Since the Independent Complaints Directorate (ICD) started operating three years ago in April 1997 over 2100 people have died as a result of police action or in police custody. Despite the high number of these deaths however there appears to be little concern about them from either the public or police management. This lack of concern appears to reflect a widespread belief that these deaths do not matter because they are the deaths of criminals.
With a few exceptions there has also been limited interest in or understanding of these deaths by the media. Newspaper headlines consistently refer to these deaths under the misleading heading of "deaths in custody" . In fact of the more than 2100 deaths recorded by the ICD roughly 70% (about 1500) have been deaths "as a result of police action" outside of custody. Most of these are the result of shootings or other uses of force by the police.
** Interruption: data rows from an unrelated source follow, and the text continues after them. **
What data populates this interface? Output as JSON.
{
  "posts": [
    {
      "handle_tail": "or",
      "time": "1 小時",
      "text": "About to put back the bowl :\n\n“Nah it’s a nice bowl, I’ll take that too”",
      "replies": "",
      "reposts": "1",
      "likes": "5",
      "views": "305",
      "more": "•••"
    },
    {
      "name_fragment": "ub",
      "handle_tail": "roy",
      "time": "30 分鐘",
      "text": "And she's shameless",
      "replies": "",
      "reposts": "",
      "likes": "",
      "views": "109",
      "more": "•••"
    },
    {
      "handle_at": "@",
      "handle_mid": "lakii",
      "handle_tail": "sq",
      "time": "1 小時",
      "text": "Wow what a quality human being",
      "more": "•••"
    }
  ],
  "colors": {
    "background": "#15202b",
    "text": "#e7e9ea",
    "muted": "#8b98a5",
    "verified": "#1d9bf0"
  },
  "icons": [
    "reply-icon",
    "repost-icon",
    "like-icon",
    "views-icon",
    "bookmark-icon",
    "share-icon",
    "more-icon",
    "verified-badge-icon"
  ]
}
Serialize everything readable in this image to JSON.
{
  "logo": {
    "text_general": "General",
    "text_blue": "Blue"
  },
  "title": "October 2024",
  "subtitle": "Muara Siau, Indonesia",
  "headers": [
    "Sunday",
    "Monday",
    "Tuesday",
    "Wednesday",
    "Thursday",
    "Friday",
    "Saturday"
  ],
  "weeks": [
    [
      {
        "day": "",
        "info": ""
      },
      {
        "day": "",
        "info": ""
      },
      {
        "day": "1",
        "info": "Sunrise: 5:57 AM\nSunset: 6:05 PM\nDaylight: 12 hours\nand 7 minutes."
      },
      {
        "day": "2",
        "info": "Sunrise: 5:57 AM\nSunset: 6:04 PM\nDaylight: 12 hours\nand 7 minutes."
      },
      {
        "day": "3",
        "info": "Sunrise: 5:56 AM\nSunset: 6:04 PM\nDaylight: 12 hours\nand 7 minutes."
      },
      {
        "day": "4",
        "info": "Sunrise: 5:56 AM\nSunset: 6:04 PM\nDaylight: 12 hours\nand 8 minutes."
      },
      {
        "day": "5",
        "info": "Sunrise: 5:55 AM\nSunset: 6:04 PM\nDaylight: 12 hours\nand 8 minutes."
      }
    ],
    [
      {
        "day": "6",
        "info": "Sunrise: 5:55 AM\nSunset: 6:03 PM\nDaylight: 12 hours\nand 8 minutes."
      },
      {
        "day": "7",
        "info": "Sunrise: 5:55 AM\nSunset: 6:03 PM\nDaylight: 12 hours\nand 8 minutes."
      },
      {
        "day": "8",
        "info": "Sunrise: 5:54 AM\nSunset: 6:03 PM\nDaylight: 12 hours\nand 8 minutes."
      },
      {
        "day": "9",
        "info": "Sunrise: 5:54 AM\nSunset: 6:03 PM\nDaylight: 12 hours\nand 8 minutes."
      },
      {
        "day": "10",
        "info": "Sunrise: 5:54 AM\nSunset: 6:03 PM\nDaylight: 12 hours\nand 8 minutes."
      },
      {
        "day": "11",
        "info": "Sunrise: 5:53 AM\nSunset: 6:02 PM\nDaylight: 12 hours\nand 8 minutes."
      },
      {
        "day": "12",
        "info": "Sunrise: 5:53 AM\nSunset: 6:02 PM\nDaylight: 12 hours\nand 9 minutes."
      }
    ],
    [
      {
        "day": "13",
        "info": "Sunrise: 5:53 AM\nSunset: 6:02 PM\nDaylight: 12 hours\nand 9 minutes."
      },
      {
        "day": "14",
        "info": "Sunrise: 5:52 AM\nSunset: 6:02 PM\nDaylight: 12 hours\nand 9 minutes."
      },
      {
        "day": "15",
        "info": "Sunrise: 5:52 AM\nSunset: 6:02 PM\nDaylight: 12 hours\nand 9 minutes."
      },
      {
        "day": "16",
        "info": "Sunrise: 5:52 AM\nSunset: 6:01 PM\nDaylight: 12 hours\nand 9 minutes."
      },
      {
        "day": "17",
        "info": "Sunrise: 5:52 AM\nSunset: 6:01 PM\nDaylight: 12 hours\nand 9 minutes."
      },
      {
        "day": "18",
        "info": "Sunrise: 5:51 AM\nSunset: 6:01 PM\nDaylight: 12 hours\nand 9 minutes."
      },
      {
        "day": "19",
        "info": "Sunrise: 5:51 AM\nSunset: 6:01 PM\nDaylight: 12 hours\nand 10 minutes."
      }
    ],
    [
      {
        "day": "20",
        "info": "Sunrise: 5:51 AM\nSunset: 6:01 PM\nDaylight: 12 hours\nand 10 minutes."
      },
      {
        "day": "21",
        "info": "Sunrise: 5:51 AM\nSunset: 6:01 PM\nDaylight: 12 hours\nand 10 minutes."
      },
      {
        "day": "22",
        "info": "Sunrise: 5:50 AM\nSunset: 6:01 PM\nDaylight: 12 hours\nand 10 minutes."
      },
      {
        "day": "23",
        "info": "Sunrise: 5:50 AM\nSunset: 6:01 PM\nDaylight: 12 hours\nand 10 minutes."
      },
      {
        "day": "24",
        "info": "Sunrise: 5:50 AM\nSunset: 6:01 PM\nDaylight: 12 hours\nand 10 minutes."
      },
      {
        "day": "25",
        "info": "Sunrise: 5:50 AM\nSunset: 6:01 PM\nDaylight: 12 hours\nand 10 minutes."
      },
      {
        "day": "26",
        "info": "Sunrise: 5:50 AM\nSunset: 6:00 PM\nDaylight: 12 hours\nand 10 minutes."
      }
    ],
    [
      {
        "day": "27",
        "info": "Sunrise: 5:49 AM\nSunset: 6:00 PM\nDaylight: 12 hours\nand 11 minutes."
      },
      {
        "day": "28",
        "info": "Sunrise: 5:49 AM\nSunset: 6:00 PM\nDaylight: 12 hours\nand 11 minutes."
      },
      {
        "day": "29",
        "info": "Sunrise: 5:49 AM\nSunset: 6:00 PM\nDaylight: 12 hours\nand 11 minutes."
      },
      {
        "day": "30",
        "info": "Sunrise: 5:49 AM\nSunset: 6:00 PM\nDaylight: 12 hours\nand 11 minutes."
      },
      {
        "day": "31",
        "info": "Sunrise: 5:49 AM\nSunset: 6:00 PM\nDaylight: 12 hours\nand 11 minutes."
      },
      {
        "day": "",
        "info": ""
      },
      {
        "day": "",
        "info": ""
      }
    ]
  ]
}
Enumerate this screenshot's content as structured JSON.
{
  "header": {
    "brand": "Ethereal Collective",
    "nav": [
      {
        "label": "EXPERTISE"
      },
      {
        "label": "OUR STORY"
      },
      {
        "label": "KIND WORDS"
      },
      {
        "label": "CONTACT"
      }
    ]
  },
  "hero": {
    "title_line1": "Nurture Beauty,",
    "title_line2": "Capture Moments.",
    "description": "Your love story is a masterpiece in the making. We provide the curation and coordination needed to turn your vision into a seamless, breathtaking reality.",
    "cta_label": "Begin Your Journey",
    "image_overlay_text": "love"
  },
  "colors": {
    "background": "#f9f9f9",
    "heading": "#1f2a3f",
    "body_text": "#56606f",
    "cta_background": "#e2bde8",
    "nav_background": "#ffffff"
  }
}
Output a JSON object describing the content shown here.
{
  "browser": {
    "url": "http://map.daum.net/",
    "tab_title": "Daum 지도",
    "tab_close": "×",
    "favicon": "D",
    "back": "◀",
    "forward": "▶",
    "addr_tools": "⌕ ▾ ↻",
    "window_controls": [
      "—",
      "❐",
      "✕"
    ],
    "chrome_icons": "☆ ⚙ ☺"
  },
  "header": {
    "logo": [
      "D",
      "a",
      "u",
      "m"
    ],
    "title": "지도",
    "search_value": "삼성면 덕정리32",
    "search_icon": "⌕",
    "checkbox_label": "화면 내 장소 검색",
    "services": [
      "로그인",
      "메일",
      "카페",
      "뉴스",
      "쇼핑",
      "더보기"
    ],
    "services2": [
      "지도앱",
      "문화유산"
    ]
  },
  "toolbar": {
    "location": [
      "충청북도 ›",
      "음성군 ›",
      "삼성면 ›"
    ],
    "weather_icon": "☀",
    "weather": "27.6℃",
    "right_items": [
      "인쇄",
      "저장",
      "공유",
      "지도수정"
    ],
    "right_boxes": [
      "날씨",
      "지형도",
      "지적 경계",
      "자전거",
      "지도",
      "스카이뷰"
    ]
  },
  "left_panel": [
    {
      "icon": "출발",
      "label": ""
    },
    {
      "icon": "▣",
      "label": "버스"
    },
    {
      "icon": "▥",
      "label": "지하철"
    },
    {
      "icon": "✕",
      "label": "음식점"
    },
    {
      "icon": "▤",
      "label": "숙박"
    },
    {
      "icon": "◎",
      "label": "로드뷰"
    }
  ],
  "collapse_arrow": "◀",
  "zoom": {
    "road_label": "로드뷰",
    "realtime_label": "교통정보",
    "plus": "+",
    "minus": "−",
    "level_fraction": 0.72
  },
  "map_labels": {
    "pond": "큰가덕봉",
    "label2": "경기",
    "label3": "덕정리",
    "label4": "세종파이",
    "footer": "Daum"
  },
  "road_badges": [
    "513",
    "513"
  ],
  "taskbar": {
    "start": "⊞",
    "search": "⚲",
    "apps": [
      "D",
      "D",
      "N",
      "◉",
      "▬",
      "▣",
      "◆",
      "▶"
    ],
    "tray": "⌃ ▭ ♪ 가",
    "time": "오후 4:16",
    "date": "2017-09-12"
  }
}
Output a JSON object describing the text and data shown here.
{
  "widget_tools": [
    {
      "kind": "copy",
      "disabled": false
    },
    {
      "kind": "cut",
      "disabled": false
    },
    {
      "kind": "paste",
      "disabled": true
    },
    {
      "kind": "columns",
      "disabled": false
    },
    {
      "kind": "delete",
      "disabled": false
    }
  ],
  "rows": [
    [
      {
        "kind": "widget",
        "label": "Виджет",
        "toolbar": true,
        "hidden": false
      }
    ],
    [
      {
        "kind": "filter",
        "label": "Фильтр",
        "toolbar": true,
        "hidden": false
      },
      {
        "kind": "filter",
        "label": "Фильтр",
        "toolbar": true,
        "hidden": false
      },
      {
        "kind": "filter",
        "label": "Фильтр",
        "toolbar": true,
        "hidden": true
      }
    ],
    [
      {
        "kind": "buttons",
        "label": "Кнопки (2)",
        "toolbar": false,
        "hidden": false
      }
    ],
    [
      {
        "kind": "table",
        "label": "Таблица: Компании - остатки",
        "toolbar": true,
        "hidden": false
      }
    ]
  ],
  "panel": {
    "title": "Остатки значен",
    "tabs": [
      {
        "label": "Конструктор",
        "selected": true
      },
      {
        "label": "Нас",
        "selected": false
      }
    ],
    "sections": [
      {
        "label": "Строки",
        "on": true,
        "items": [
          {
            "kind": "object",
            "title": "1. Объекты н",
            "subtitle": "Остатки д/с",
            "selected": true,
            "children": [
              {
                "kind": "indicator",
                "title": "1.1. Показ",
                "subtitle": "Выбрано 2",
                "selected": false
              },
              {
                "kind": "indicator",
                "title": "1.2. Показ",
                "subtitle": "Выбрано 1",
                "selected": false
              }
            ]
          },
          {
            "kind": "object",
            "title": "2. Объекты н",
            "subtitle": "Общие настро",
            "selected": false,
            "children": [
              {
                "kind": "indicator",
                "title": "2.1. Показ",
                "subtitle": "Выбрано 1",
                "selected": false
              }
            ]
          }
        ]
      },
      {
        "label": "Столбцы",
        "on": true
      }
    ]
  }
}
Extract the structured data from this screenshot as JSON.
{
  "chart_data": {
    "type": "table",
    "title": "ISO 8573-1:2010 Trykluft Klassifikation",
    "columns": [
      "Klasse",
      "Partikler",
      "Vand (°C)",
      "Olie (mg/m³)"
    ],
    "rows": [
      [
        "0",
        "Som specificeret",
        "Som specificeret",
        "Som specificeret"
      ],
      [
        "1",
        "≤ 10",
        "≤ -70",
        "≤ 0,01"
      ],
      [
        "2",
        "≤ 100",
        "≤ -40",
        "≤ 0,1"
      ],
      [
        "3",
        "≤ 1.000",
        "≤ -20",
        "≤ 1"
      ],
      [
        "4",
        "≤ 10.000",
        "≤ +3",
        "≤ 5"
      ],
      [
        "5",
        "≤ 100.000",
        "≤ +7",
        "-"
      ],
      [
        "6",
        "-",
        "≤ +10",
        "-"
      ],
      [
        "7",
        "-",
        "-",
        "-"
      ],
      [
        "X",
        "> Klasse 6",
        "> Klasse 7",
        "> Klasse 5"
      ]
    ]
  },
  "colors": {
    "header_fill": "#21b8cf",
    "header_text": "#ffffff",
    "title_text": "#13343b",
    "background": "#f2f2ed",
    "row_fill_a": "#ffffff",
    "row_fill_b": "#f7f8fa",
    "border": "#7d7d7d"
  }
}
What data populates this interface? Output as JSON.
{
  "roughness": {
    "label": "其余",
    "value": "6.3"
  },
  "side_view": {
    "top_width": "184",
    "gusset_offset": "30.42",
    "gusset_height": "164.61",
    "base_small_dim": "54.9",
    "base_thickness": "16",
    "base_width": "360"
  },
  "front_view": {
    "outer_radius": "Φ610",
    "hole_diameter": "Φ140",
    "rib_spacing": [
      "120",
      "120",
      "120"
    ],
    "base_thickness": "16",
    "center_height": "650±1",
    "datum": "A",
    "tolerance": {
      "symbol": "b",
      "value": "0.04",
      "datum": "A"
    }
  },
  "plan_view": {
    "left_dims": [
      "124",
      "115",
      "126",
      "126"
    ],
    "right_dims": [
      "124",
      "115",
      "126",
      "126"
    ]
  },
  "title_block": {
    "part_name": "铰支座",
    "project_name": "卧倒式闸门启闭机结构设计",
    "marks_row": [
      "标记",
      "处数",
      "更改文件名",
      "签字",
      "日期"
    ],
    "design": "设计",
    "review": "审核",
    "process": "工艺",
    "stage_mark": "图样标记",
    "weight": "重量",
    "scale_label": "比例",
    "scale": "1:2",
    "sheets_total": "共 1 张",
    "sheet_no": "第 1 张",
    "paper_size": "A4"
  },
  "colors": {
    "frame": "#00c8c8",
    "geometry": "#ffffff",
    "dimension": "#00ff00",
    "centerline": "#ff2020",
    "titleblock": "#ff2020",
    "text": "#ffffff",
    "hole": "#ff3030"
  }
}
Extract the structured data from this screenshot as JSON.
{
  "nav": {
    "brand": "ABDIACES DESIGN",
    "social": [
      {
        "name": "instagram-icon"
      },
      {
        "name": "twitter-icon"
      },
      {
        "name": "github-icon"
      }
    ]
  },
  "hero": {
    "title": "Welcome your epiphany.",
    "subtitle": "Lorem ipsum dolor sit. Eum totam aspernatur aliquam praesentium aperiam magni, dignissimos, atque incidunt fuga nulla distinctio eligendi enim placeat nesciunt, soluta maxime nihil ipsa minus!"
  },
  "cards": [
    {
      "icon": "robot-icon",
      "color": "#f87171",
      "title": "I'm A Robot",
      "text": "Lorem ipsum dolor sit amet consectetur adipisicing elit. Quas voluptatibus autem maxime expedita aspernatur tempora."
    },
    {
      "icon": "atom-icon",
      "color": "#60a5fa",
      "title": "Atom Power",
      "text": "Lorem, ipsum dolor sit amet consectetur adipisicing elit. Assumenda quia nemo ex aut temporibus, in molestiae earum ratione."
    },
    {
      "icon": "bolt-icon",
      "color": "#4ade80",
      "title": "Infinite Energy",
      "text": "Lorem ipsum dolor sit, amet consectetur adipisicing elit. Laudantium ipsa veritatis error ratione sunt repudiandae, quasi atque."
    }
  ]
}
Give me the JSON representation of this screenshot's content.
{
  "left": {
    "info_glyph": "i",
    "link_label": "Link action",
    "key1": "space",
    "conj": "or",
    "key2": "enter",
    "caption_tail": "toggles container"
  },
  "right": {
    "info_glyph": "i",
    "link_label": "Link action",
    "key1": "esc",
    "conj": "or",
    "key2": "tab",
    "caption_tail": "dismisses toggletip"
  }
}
Roughly 30% (about 600) of the deaths therefore are those of people who have died in police custody. About 12% of deaths in custody (about 70 of the 600) are also the result of uses of force by police members in custody. The two major causes of deaths in custody are however not police uses of force but firstly suicide and secondly wounds received as a result of assaults or shootings by members of the public of people who are subsequently taken into custody. Other significant causes of deaths in custody are alcohol or other substance abuse or the deceased person's medical condition.
The use of force by the police, particularly shootings, is therefore overwhelmingly the main cause of the deaths which are investigated by the ICD. Tackling the problem presented by the high number of these deaths therefore primarily involves addressing the issue of police use of force. This firstly requires that issues regarding the legislative framework, particularly section 49 of the Criminal Procedure Act which regulates the use of force in affecting arrest, urgently be addressed.
But addressing issues to do with the legislative framework is only one step. Crucially important is also the issue of addressing the values of SAPS members particularly in relation to the importance of protecting human life.
Police action and custody deaths occur in all countries. However in South Africa there are an exceptionally large number of these deaths. The problem of the high number of these deaths is related to broader problems in South Africa which include high levels of violent crime and large numbers of attacks on and murders of police members. One factor which contributes to these problems is a deeply rooted disregard for the value of human life.
Part of building a peaceful and less violent country involves building respect for and value for human life amongst South Africans. One way in which the police themselves can contribute to this is through addressing the issue of preventing police action and custody deaths. Protecting and defending human life should be understood as central to the role and values of the police.
At the same time it must be acknowledged that high levels of violent crime place major demands on the police in terms of the use of force. Ensuring police professionalism means that the police will be assisted to meet the challenge presented by high levels of violent crime in a manner which seeks to minimise the cost in terms of police and other human lives.
Measures which are adopted to prevent police action and custody deaths should be linked to measures intended to promote the safety of SAPS members. In particular the focus on the use of force should integrate a concern with the safety of the police with measures to promote the prevention of these deaths.
Other measures which can assist the police in preventing deaths as well as in ensuring their own safety include in-service training and better access to non-lethal weapons. The current SAPS system for the investigation of shooting incidents can also be improved both to assist members to learn how to avoid the unnecessary use of force and to improve police safety.
There is little doubt that many of these deaths can be prevented by improving police practice in relation to the use of force and the management and care of persons in custody. Placing greater emphasis on providing rapid medical care to injured and sick persons in custody is another one of the readily implementable types of measures which can contribute to reducing the rate of these deaths. Improved standards in relation to securing and searching people who are taken into custody can also assist specifically in preventing deaths in police custody.
It is clear that some of these deaths are caused by unlawful police actions and there is therefore clear value in investigation and monitoring by the ICD. What needs to be recognised however is that while the ICD plays an important role by investigating these deaths the problem primarily needs to be addressed by improving practice within the SAPS.
The ICD is required by law to investigate all of these deaths. As a result they tend to be seen as the "ICD's responsibility". In order for the number of these deaths to be reduced, responsibility for prevention needs to be shared by all concerned. This includes commitment from SAPS management and ordinary SAPS members to improving SAPS practice in preventing deaths.
David Bruce is a Senior Researcher in the Criminal Justice Programme at the Centre for the Study of Violence and Reconciliation.
Originally published in the Sowetan, 14 April 2000.